> _Task to carry out_
Retype each entry exactly. Skip any pictures.

=== Data records ===

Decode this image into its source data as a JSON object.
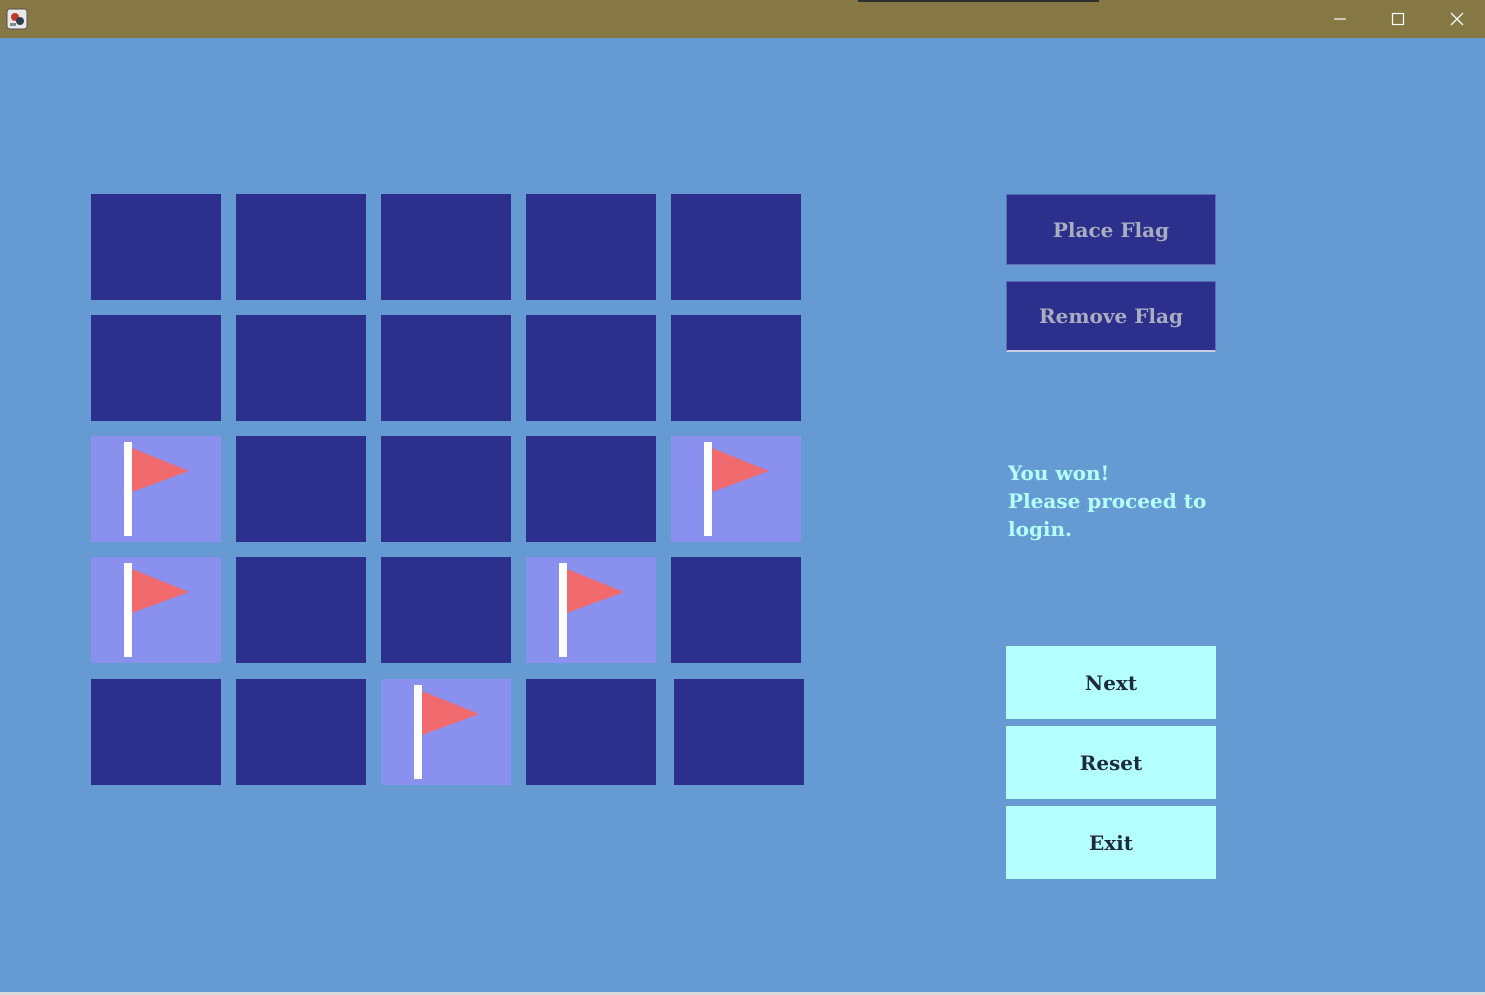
{
  "window": {
    "minimize_icon": "minimize-icon",
    "maximize_icon": "maximize-icon",
    "close_icon": "close-icon",
    "app_icon": "app-icon"
  },
  "board": {
    "rows": 5,
    "cols": 5,
    "cells": [
      [
        "covered",
        "covered",
        "covered",
        "covered",
        "covered"
      ],
      [
        "covered",
        "covered",
        "covered",
        "covered",
        "covered"
      ],
      [
        "flagged",
        "covered",
        "covered",
        "covered",
        "flagged"
      ],
      [
        "flagged",
        "covered",
        "covered",
        "flagged",
        "covered"
      ],
      [
        "covered",
        "covered",
        "flagged",
        "covered",
        "covered"
      ]
    ],
    "colors": {
      "covered": "#2c308c",
      "flagged": "#8990ee",
      "flag_pole": "#ffffff",
      "flag": "#f06a6e"
    }
  },
  "controls": {
    "place_flag_label": "Place Flag",
    "remove_flag_label": "Remove Flag"
  },
  "message": {
    "line1": "You won!",
    "line2": "Please proceed to",
    "line3": "login."
  },
  "actions": {
    "next_label": "Next",
    "reset_label": "Reset",
    "exit_label": "Exit"
  },
  "colors": {
    "background": "#669ad2",
    "titlebar": "#857845",
    "message": "#b4ffff",
    "action_button": "#b4ffff"
  }
}
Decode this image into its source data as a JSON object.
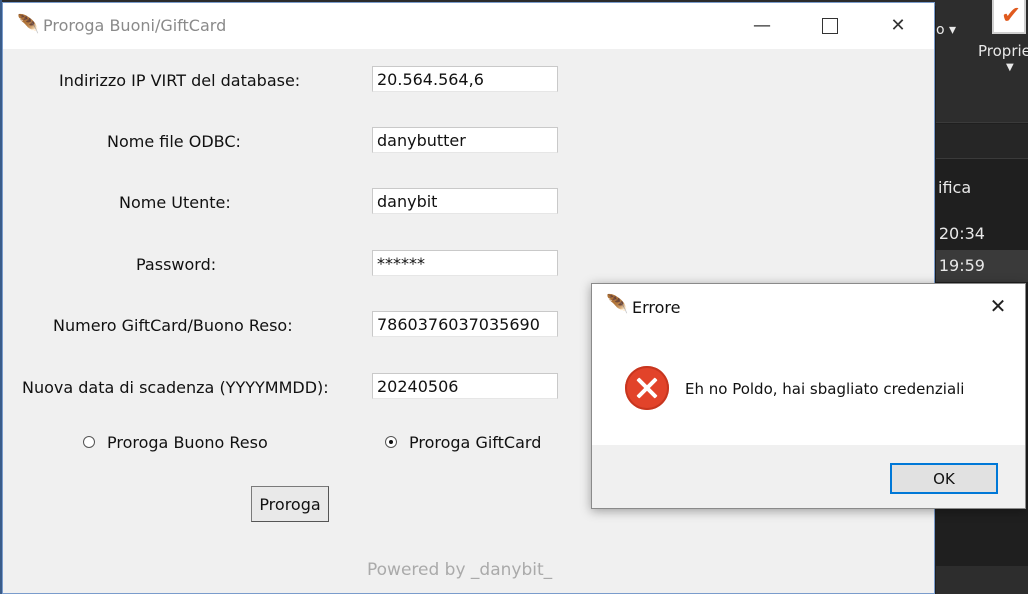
{
  "background": {
    "ribbon_label_o": "o",
    "ribbon_properties": "Proprie",
    "panel_text": "ifica",
    "times": [
      "- 20:34",
      "- 19:59"
    ]
  },
  "main_window": {
    "title": "Proroga Buoni/GiftCard",
    "fields": [
      {
        "label": "Indirizzo IP VIRT del database:",
        "value": "20.564.564,6"
      },
      {
        "label": "Nome file ODBC:",
        "value": "danybutter"
      },
      {
        "label": "Nome Utente:",
        "value": "danybit"
      },
      {
        "label": "Password:",
        "value": "******"
      },
      {
        "label": "Numero GiftCard/Buono Reso:",
        "value": "7860376037035690"
      },
      {
        "label": "Nuova data di scadenza (YYYYMMDD):",
        "value": "20240506"
      }
    ],
    "radio_options": [
      {
        "label": "Proroga Buono Reso",
        "selected": false
      },
      {
        "label": "Proroga GiftCard",
        "selected": true
      }
    ],
    "action_button": "Proroga",
    "footer_text": "Powered by _danybit_",
    "icons": {
      "app": "feather-icon",
      "minimize": "minimize-icon",
      "maximize": "maximize-icon",
      "close": "close-icon"
    }
  },
  "error_dialog": {
    "title": "Errore",
    "message": "Eh no Poldo, hai sbagliato credenziali",
    "ok_label": "OK",
    "icon": "error-icon",
    "accent_color": "#0078d7",
    "error_color": "#e2432a"
  }
}
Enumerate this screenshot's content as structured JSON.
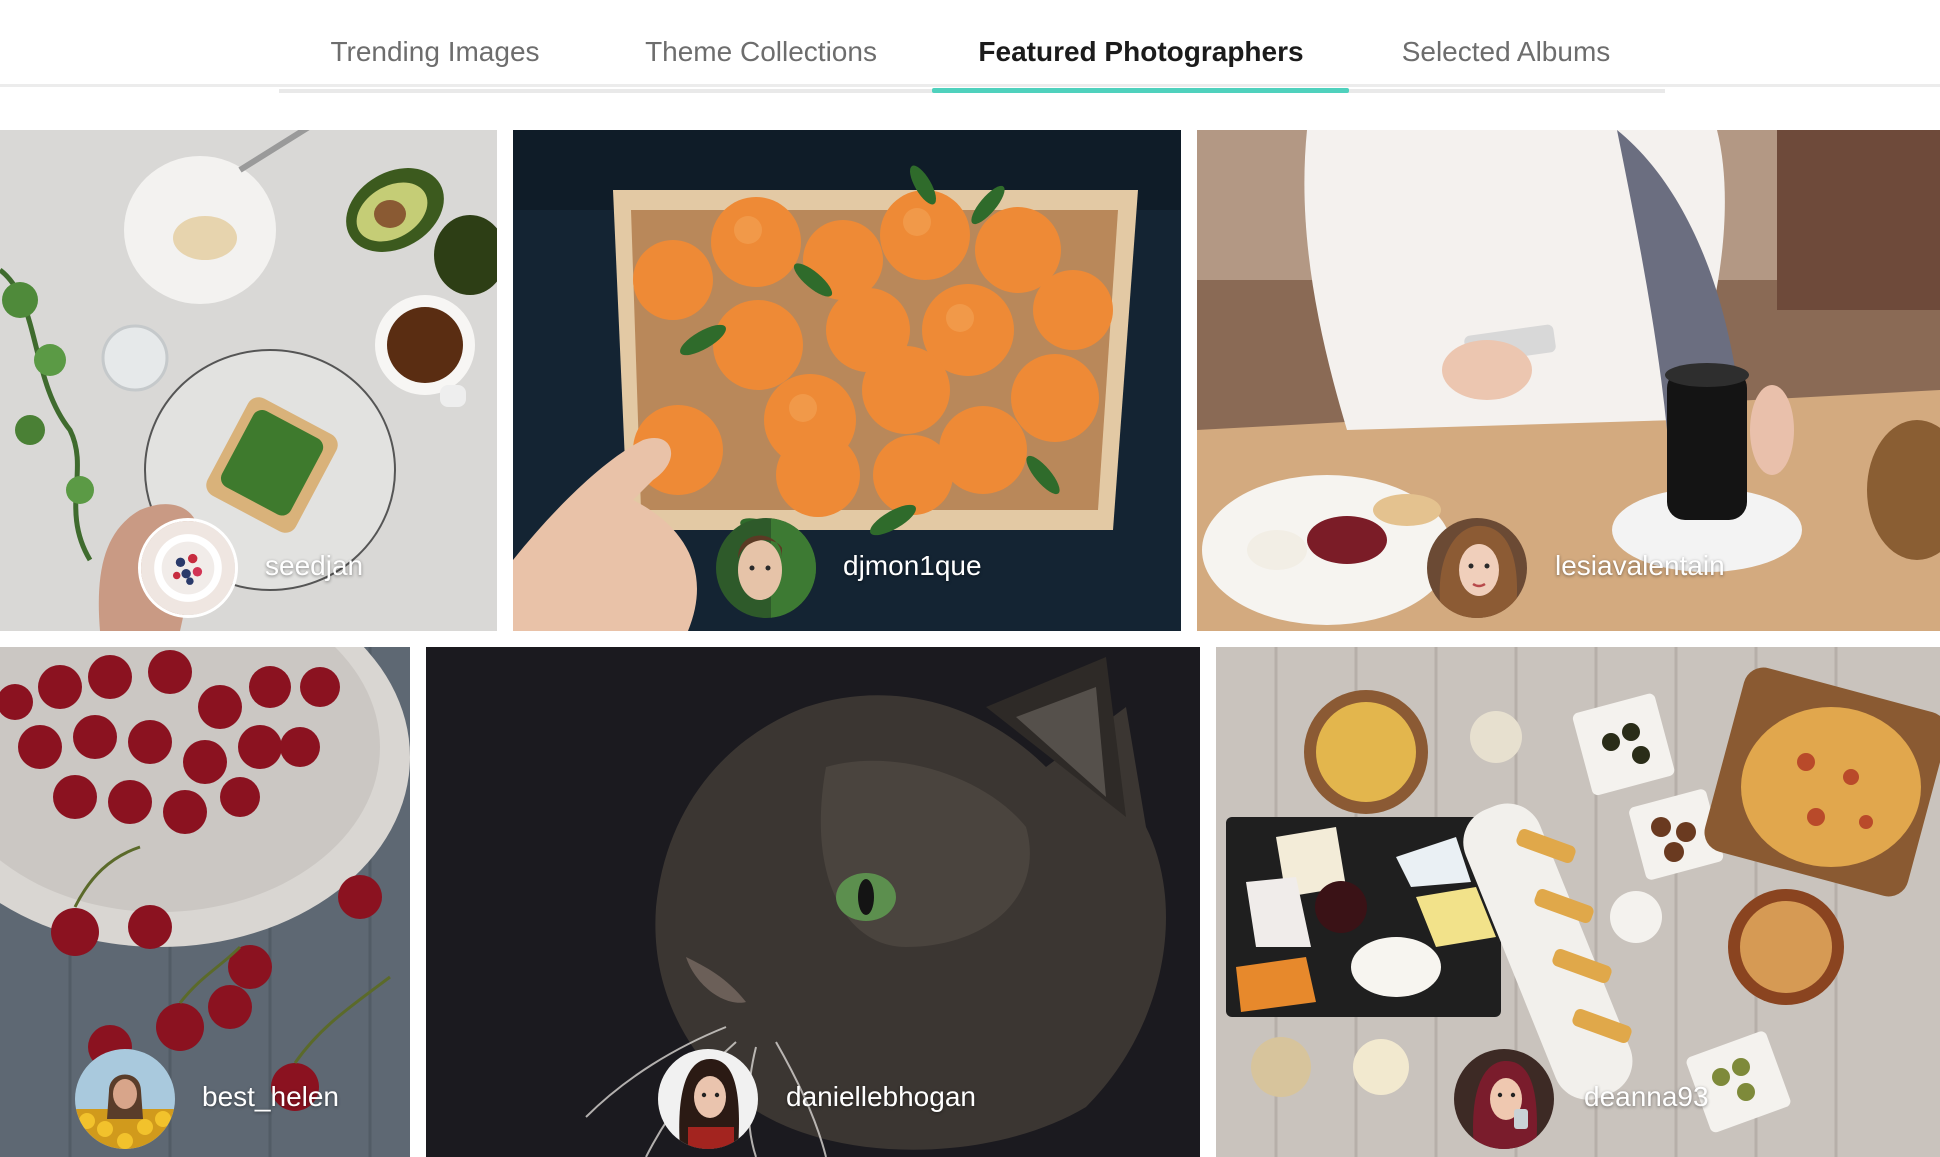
{
  "tabs": [
    {
      "label": "Trending Images",
      "active": false
    },
    {
      "label": "Theme Collections",
      "active": false
    },
    {
      "label": "Featured Photographers",
      "active": true
    },
    {
      "label": "Selected Albums",
      "active": false
    }
  ],
  "colors": {
    "accent": "#4fd1bd",
    "tab_active_text": "#1b1b1b",
    "tab_inactive_text": "#6d6d6d"
  },
  "photographers": [
    {
      "username": "seedjan",
      "photo_subject": "avocado toast breakfast"
    },
    {
      "username": "djmon1que",
      "photo_subject": "crate of tangerines"
    },
    {
      "username": "lesiavalentain",
      "photo_subject": "woman with phone and coffee"
    },
    {
      "username": "best_helen",
      "photo_subject": "cherries on plate"
    },
    {
      "username": "daniellebhogan",
      "photo_subject": "cat close-up"
    },
    {
      "username": "deanna93",
      "photo_subject": "snack board with pizza"
    }
  ]
}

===

> _Written response_
Decode this image into its source data as a JSON object.
{
  "window": {
    "minimize_icon": "minimize-icon",
    "maximize_icon": "maximize-icon",
    "close_icon": "close-icon",
    "app_icon": "app-icon"
  },
  "board": {
    "rows": 5,
    "cols": 5,
    "cells": [
      [
        "covered",
        "covered",
        "covered",
        "covered",
        "covered"
      ],
      [
        "covered",
        "covered",
        "covered",
        "covered",
        "covered"
      ],
      [
        "flagged",
        "covered",
        "covered",
        "covered",
        "flagged"
      ],
      [
        "flagged",
        "covered",
        "covered",
        "flagged",
        "covered"
      ],
      [
        "covered",
        "covered",
        "flagged",
        "covered",
        "covered"
      ]
    ],
    "colors": {
      "covered": "#2c308c",
      "flagged": "#8990ee",
      "flag_pole": "#ffffff",
      "flag": "#f06a6e"
    }
  },
  "controls": {
    "place_flag_label": "Place Flag",
    "remove_flag_label": "Remove Flag"
  },
  "message": {
    "line1": "You won!",
    "line2": "Please proceed to",
    "line3": "login."
  },
  "actions": {
    "next_label": "Next",
    "reset_label": "Reset",
    "exit_label": "Exit"
  },
  "colors": {
    "background": "#669ad2",
    "titlebar": "#857845",
    "message": "#b4ffff",
    "action_button": "#b4ffff"
  }
}
Decode this image into its source data as a JSON object.
{
  "background": {
    "ribbon_label_o": "o",
    "ribbon_properties": "Proprie",
    "panel_text": "ifica",
    "times": [
      "- 20:34",
      "- 19:59"
    ]
  },
  "main_window": {
    "title": "Proroga Buoni/GiftCard",
    "fields": [
      {
        "label": "Indirizzo IP VIRT del database:",
        "value": "20.564.564,6"
      },
      {
        "label": "Nome file ODBC:",
        "value": "danybutter"
      },
      {
        "label": "Nome Utente:",
        "value": "danybit"
      },
      {
        "label": "Password:",
        "value": "******"
      },
      {
        "label": "Numero GiftCard/Buono Reso:",
        "value": "7860376037035690"
      },
      {
        "label": "Nuova data di scadenza (YYYYMMDD):",
        "value": "20240506"
      }
    ],
    "radio_options": [
      {
        "label": "Proroga Buono Reso",
        "selected": false
      },
      {
        "label": "Proroga GiftCard",
        "selected": true
      }
    ],
    "action_button": "Proroga",
    "footer_text": "Powered by _danybit_",
    "icons": {
      "app": "feather-icon",
      "minimize": "minimize-icon",
      "maximize": "maximize-icon",
      "close": "close-icon"
    }
  },
  "error_dialog": {
    "title": "Errore",
    "message": "Eh no Poldo, hai sbagliato credenziali",
    "ok_label": "OK",
    "icon": "error-icon",
    "accent_color": "#0078d7",
    "error_color": "#e2432a"
  }
}
Enumerate this screenshot's content as structured JSON.
{
  "tabs": [
    {
      "label": "Trending Images",
      "active": false
    },
    {
      "label": "Theme Collections",
      "active": false
    },
    {
      "label": "Featured Photographers",
      "active": true
    },
    {
      "label": "Selected Albums",
      "active": false
    }
  ],
  "colors": {
    "accent": "#4fd1bd",
    "tab_active_text": "#1b1b1b",
    "tab_inactive_text": "#6d6d6d"
  },
  "photographers": [
    {
      "username": "seedjan",
      "photo_subject": "avocado toast breakfast"
    },
    {
      "username": "djmon1que",
      "photo_subject": "crate of tangerines"
    },
    {
      "username": "lesiavalentain",
      "photo_subject": "woman with phone and coffee"
    },
    {
      "username": "best_helen",
      "photo_subject": "cherries on plate"
    },
    {
      "username": "daniellebhogan",
      "photo_subject": "cat close-up"
    },
    {
      "username": "deanna93",
      "photo_subject": "snack board with pizza"
    }
  ]
}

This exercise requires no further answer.